As it stands, all I know is: I'll be watching Game 5 of the NBA Finals from a bar in Central Square (Cambridge, MA) with the Shahman.
I'm not sure there's anything left to say about this Series, especially the Pistons play. They've made most pundits - especially those at espn.com - look silly. Before the Series, I was reading praise of the Pistons' D, but with this condition - as good as it is, it's still likely that the Lakes will get to 80 points. After that, the question was, "Can the Pistons actually score 80?"
We know how that turned out.
What impresses me most about the Pistons' D is that it's so athletic. They don't play slow-ball and thug their way to low scores (as one mid-90s New York team did). And I wouldn't say that the only difference between the Lakes and Pistons is "hustle." To me that implies that if only the Lakes chose to play a littler harder they'd beat the Pistons. The difference is - as Doc Rivers has been saying - the Pistons athleticism and speed. They've got the physical talent and the desire to pursue - shots, long boards, breakaways (evidence: Prince's rejection of Miller during the Pacer series). Their defense practically hunts the ball. And that's a reflection on the character of the players and, I think, the coaching job that Larry Brown has done.

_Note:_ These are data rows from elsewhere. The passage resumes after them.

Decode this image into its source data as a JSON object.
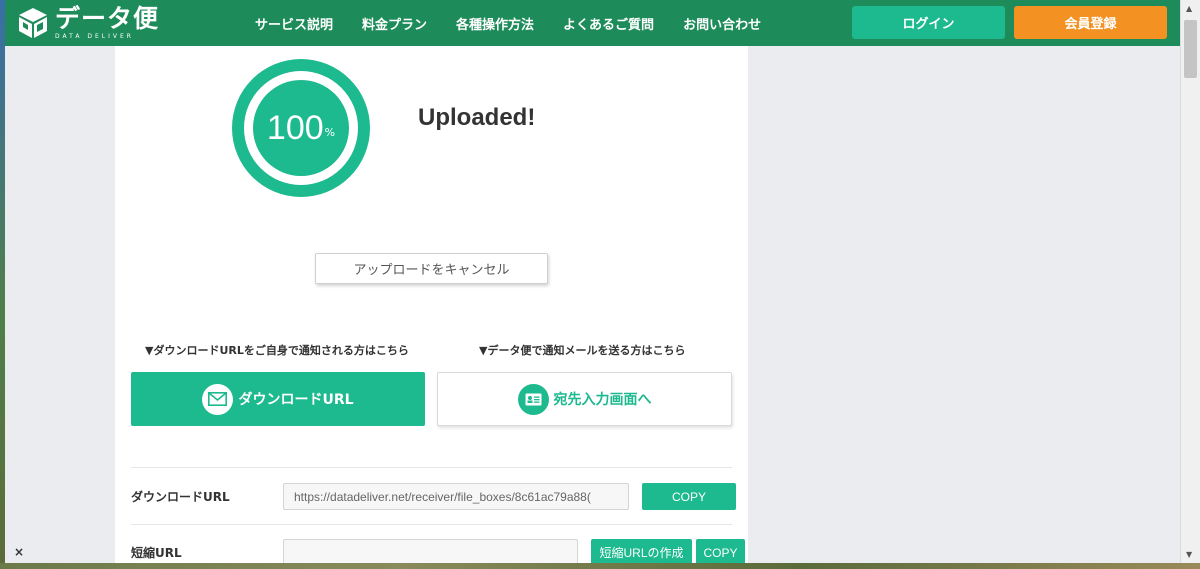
{
  "header": {
    "logo_text": "データ便",
    "logo_subtext": "DATA DELIVER",
    "nav": [
      "サービス説明",
      "料金プラン",
      "各種操作方法",
      "よくあるご質問",
      "お問い合わせ"
    ],
    "login_label": "ログイン",
    "register_label": "会員登録"
  },
  "upload": {
    "progress_percent": 100,
    "progress_value": "100",
    "progress_unit": "%",
    "status": "Uploaded!",
    "cancel_label": "アップロードをキャンセル"
  },
  "options": {
    "left_hint": "▼ダウンロードURLをご自身で通知される方はこちら",
    "right_hint": "▼データ便で通知メールを送る方はこちら",
    "download_url_button": "ダウンロードURL",
    "recipient_button": "宛先入力画面へ"
  },
  "urls": {
    "download_label": "ダウンロードURL",
    "download_value": "https://datadeliver.net/receiver/file_boxes/8c61ac79a88(",
    "copy_label": "COPY",
    "short_label": "短縮URL",
    "short_value": "",
    "create_short_label": "短縮URLの作成",
    "short_copy_label": "COPY"
  },
  "colors": {
    "header_green": "#1e8c5a",
    "accent_green": "#1db98f",
    "register_orange": "#f39223"
  },
  "icons": {
    "logo": "cube-logo-icon",
    "download": "mail-icon",
    "recipient": "id-card-icon"
  }
}
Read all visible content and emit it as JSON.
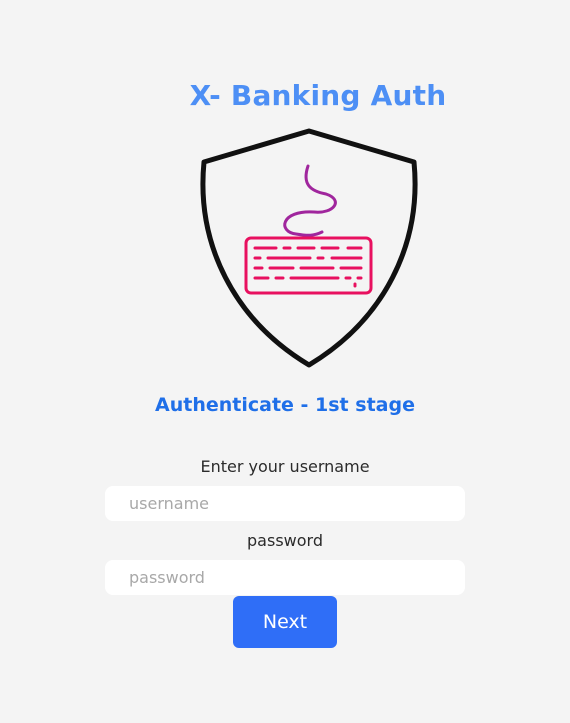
{
  "header": {
    "title": "X- Banking Auth"
  },
  "logo": {
    "icon": "shield-keyboard-icon",
    "shield_color": "#111111",
    "keyboard_color": "#e8105f",
    "cable_color": "#a0269d"
  },
  "stage": {
    "heading": "Authenticate - 1st stage"
  },
  "form": {
    "username_label": "Enter your username",
    "username_placeholder": "username",
    "username_value": "",
    "password_label": "password",
    "password_placeholder": "password",
    "password_value": "",
    "next_label": "Next"
  },
  "colors": {
    "background": "#f4f4f4",
    "title": "#4d8ff5",
    "heading": "#1f6fe8",
    "button": "#2f6ef7"
  }
}
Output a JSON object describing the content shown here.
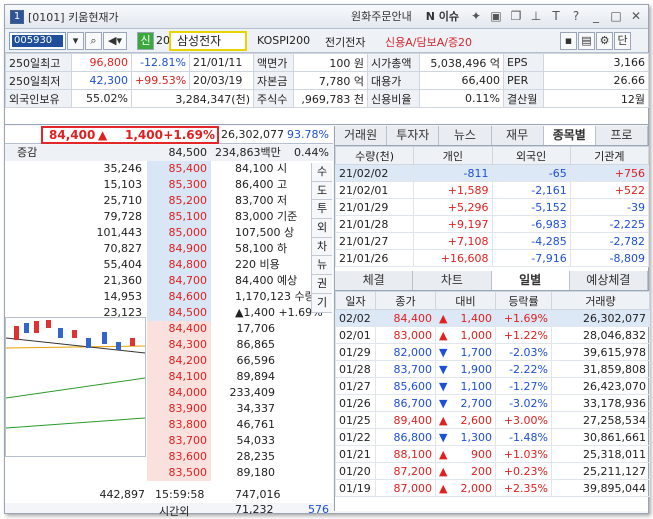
{
  "window": {
    "num": "1",
    "title": "[0101] 키움현재가",
    "right_items": [
      "원화주문안내",
      "N 이슈"
    ]
  },
  "toolbar": {
    "code": "005930",
    "marker": "신",
    "pct": "20%",
    "name": "삼성전자",
    "market": "KOSPI200",
    "sector": "전기전자",
    "credit": "신용A/담보A/증20"
  },
  "info_rows": [
    [
      "250일최고",
      "96,800",
      "-12.81%",
      "21/01/11",
      "액면가",
      "100 원",
      "시가총액",
      "5,038,496 억",
      "EPS",
      "3,166"
    ],
    [
      "250일최저",
      "42,300",
      "+99.53%",
      "20/03/19",
      "자본금",
      "7,780 억",
      "대용가",
      "66,400",
      "PER",
      "26.66"
    ],
    [
      "외국인보유",
      "55.02%",
      "3,284,347(천)",
      "",
      "주식수",
      ",969,783 천",
      "신용비율",
      "0.11%",
      "결산월",
      "12월"
    ]
  ],
  "pricebar": {
    "price": "84,400",
    "arrow": "▲",
    "change": "1,400",
    "rate": "+1.69%",
    "volume": "26,302,077",
    "ratio": "93.78%"
  },
  "ob_header": {
    "label": "증감",
    "px": "84,500",
    "amt": "234,863백만",
    "pct": "0.44%"
  },
  "asks": [
    {
      "vol": "35,246",
      "px": "85,400",
      "sub": "84,100 시"
    },
    {
      "vol": "15,103",
      "px": "85,300",
      "sub": "86,400 고"
    },
    {
      "vol": "25,710",
      "px": "85,200",
      "sub": "83,700 저"
    },
    {
      "vol": "79,728",
      "px": "85,100",
      "sub": "83,000 기준"
    },
    {
      "vol": "101,443",
      "px": "85,000",
      "sub": "107,500 상"
    },
    {
      "vol": "70,827",
      "px": "84,900",
      "sub": "58,100 하"
    },
    {
      "vol": "55,404",
      "px": "84,800",
      "sub": "220 비용"
    },
    {
      "vol": "21,360",
      "px": "84,700",
      "sub": "84,400 예상"
    },
    {
      "vol": "14,953",
      "px": "84,600",
      "sub": "1,170,123 수량"
    },
    {
      "vol": "23,123",
      "px": "84,500",
      "sub": "▲1,400 +1.69%"
    }
  ],
  "bids": [
    {
      "px": "84,400",
      "vol": "17,706"
    },
    {
      "px": "84,300",
      "vol": "86,865"
    },
    {
      "px": "84,200",
      "vol": "66,596"
    },
    {
      "px": "84,100",
      "vol": "89,894"
    },
    {
      "px": "84,000",
      "vol": "233,409"
    },
    {
      "px": "83,900",
      "vol": "34,337"
    },
    {
      "px": "83,800",
      "vol": "46,761"
    },
    {
      "px": "83,700",
      "vol": "54,033"
    },
    {
      "px": "83,600",
      "vol": "28,235"
    },
    {
      "px": "83,500",
      "vol": "89,180"
    }
  ],
  "side_buttons": [
    "수",
    "도",
    "투",
    "외",
    "차",
    "뉴",
    "권",
    "기"
  ],
  "footer": {
    "total_ask": "442,897",
    "time": "15:59:58",
    "total_bid": "747,016",
    "after_label": "시간외",
    "after_val": "71,232",
    "extra": "576"
  },
  "top_tabs": [
    "거래원",
    "투자자",
    "뉴스",
    "재무",
    "종목별",
    "프로"
  ],
  "investor": {
    "headers": [
      "수량(천)",
      "개인",
      "외국인",
      "기관계"
    ],
    "rows": [
      [
        "21/02/02",
        "-811",
        "-65",
        "+756"
      ],
      [
        "21/02/01",
        "+1,589",
        "-2,161",
        "+522"
      ],
      [
        "21/01/29",
        "+5,296",
        "-5,152",
        "-39"
      ],
      [
        "21/01/28",
        "+9,197",
        "-6,983",
        "-2,225"
      ],
      [
        "21/01/27",
        "+7,108",
        "-4,285",
        "-2,782"
      ],
      [
        "21/01/26",
        "+16,608",
        "-7,916",
        "-8,809"
      ]
    ]
  },
  "bottom_tabs": [
    "체결",
    "차트",
    "일별",
    "예상체결"
  ],
  "daily": {
    "headers": [
      "일자",
      "종가",
      "대비",
      "등락률",
      "거래량"
    ],
    "rows": [
      [
        "02/02",
        "84,400",
        "▲",
        "1,400",
        "+1.69%",
        "26,302,077"
      ],
      [
        "02/01",
        "83,000",
        "▲",
        "1,000",
        "+1.22%",
        "28,046,832"
      ],
      [
        "01/29",
        "82,000",
        "▼",
        "1,700",
        "-2.03%",
        "39,615,978"
      ],
      [
        "01/28",
        "83,700",
        "▼",
        "1,900",
        "-2.22%",
        "31,859,808"
      ],
      [
        "01/27",
        "85,600",
        "▼",
        "1,100",
        "-1.27%",
        "26,423,070"
      ],
      [
        "01/26",
        "86,700",
        "▼",
        "2,700",
        "-3.02%",
        "33,178,936"
      ],
      [
        "01/25",
        "89,400",
        "▲",
        "2,600",
        "+3.00%",
        "27,258,534"
      ],
      [
        "01/22",
        "86,800",
        "▼",
        "1,300",
        "-1.48%",
        "30,861,661"
      ],
      [
        "01/21",
        "88,100",
        "▲",
        "900",
        "+1.03%",
        "25,318,011"
      ],
      [
        "01/20",
        "87,200",
        "▲",
        "200",
        "+0.23%",
        "25,211,127"
      ],
      [
        "01/19",
        "87,000",
        "▲",
        "2,000",
        "+2.35%",
        "39,895,044"
      ]
    ]
  }
}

A lot had been made of the Malone-Rasheed matchup. How Sheed has the youth, the speed, the health, and the skills to make Malone look terrible. How the Pistons needed to exploit that.
Well, the Pistons got through the first three games of the Series with only minor contributions from Sheed.
Who knew that it would take a little bit of a tussle with Medvendenko and Sheed nearly blowing up at the refs to get him into this series. Sheed went for 11 points over the first 31 minutes of Game 4. After the third-quarter technical, Wallace went for 15 and hit the boars like a madman.
Anyway, till next time...